Robert Wilkins

Memphis-based country blues artist famed for “Prodigal Son” and “Rolling Stone”.

Robert Timothy Wilkins, b. January 16, 1896 in Hernando, MS, d. May 26, 1987 in Memphis, TN. Wilkins moved to Memphis during World War I, and by the 20s was playing his guitar and singing in the blues joints of Beale Street. Between 1928 and 1934, he made a series of excellent recordings, which showed a carefully crafted approach, tailoring his finger-picking accompaniments to suit the lyrics as well as the tunes. Some of his records were issued under his middle name, Tim. There was a 30-year gap before he recorded again, following rediscovery in the days of the folk/blues boom. By this time he had renounced blues and played only religious music, having been ordained a minister in 1950. His overall style was much the same, and ‘Prodigal Son’ was later covered by the Rolling Stones.

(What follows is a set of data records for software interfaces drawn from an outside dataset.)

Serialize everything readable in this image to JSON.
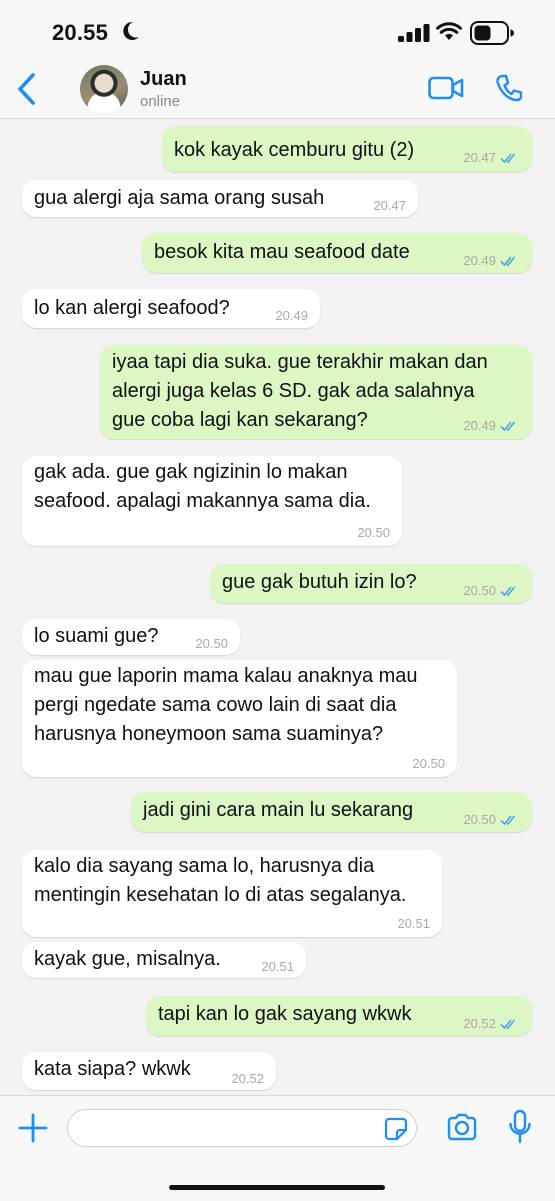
{
  "status_bar": {
    "time": "20.55"
  },
  "header": {
    "contact_name": "Juan",
    "presence": "online"
  },
  "colors": {
    "accent": "#1e8ef5",
    "outgoing_bubble": "#dcf7c4",
    "incoming_bubble": "#ffffff",
    "read_ticks": "#4ea5e8"
  },
  "icons": [
    "moon-icon",
    "signal-icon",
    "wifi-icon",
    "battery-icon",
    "back-arrow-icon",
    "video-call-icon",
    "phone-call-icon",
    "plus-icon",
    "sticker-icon",
    "camera-icon",
    "microphone-icon"
  ],
  "messages": [
    {
      "dir": "out",
      "text": "kok kayak cemburu gitu (2)",
      "time": "20.47",
      "read": true
    },
    {
      "dir": "in",
      "text": "gua alergi aja sama orang susah",
      "time": "20.47"
    },
    {
      "dir": "out",
      "text": "besok kita mau seafood date",
      "time": "20.49",
      "read": true
    },
    {
      "dir": "in",
      "text": "lo kan alergi seafood?",
      "time": "20.49"
    },
    {
      "dir": "out",
      "text": "iyaa tapi dia suka. gue terakhir makan dan\nalergi juga kelas 6 SD. gak ada salahnya\ngue coba lagi kan sekarang?",
      "time": "20.49",
      "read": true
    },
    {
      "dir": "in",
      "text": "gak ada. gue gak ngizinin lo makan\nseafood. apalagi makannya sama dia.",
      "time": "20.50"
    },
    {
      "dir": "out",
      "text": "gue gak butuh izin lo?",
      "time": "20.50",
      "read": true
    },
    {
      "dir": "in",
      "text": "lo suami gue?",
      "time": "20.50"
    },
    {
      "dir": "in",
      "text": "mau gue laporin mama kalau anaknya mau\npergi ngedate sama cowo lain di saat dia\nharusnya honeymoon sama suaminya?",
      "time": "20.50"
    },
    {
      "dir": "out",
      "text": "jadi gini cara main lu sekarang",
      "time": "20.50",
      "read": true
    },
    {
      "dir": "in",
      "text": "kalo dia sayang sama lo, harusnya dia\nmentingin kesehatan lo di atas segalanya.",
      "time": "20.51"
    },
    {
      "dir": "in",
      "text": "kayak gue, misalnya.",
      "time": "20.51"
    },
    {
      "dir": "out",
      "text": "tapi kan lo gak sayang wkwk",
      "time": "20.52",
      "read": true
    },
    {
      "dir": "in",
      "text": "kata siapa? wkwk",
      "time": "20.52"
    }
  ],
  "composer": {
    "value": ""
  }
}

Wilkins died on May 26, 1987 in Memphis, Tennessee, at the age of 91. His son, Reverend John Wilkins, continues his father's gospel blues legacy. His best known songs are "That's No Way To Get Along" and his reworked gospel version, "The Prodigal Son", which was covered under that title by The Rolling Stones, as well as "Rolling Stone", and "Old Jim Canan's". The Stones were forced to credit "The Prodigal Son" to Wilkins after lawyers had approached the band and asked the credit to be changed. Original pressings of Beggars Banquet had credited only Mick Jagger and Keith Richards as sole composers, not Wilkins.